On this day in 1703, Phillip Waldegave wrote to Thomas Bowrey from Mellford, presumably Long Melford, Suffolk. Bowrey had written to Waldegrave requesting news of the Worcester in India. Nothing else survives in Bowrey’s papers about Waldegrave but it is assumed that he was a sea captain or supercargo recently returned from the East Indies.
Waldegrave was able to report that Robert Callant, the supercargo, and Thomas Green, the master, were well and had sold some great guns as well as purchased large quantities of pepper at Cochin, on the west coast of India. The ship had arrived at Anjango at the beginning of November and were heading up the coast. A Mr Brandon had Elephants’ teeth to sell but Waldegrave did not know if Callant had bought them.
Waldegrave was describing the part of the voyage of the Worcester that was to prove fatal to Green and two others of his crew. The Scots distorted the stories of what happened on the Malabar Coast of India to imply that they were taking part in acts of piracy and hanged them for murder.

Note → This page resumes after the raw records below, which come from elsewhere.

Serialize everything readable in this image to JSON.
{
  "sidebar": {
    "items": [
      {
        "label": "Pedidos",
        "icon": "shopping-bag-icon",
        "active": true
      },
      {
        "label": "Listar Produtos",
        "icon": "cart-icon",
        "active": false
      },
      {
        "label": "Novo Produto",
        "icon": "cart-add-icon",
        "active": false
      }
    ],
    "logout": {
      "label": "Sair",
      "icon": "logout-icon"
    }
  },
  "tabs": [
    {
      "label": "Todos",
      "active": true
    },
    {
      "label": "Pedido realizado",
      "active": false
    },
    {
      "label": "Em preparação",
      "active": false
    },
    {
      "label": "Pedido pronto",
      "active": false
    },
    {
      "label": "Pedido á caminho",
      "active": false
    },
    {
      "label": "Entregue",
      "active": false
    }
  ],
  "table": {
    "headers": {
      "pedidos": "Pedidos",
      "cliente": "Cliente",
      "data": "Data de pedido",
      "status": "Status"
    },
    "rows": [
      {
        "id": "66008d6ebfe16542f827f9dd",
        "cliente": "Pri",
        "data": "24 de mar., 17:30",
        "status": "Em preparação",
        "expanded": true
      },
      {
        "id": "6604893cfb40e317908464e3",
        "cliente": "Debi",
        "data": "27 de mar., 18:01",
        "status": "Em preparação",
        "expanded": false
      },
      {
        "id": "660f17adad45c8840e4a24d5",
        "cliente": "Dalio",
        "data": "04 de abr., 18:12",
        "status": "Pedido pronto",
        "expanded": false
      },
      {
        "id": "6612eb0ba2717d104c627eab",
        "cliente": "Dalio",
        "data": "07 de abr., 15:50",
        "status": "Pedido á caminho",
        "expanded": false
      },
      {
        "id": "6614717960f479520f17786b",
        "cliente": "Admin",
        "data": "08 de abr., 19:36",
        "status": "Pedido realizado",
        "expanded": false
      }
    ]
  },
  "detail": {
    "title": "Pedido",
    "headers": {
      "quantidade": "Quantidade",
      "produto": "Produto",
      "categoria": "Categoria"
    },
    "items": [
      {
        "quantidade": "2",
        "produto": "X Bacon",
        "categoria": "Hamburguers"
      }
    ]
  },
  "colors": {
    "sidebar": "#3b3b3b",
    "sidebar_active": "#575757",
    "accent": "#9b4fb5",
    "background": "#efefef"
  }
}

Callant, well when he met Waldegrave, was to fall ill before leaving India and died at the Cape of Good Hope on the return voyage.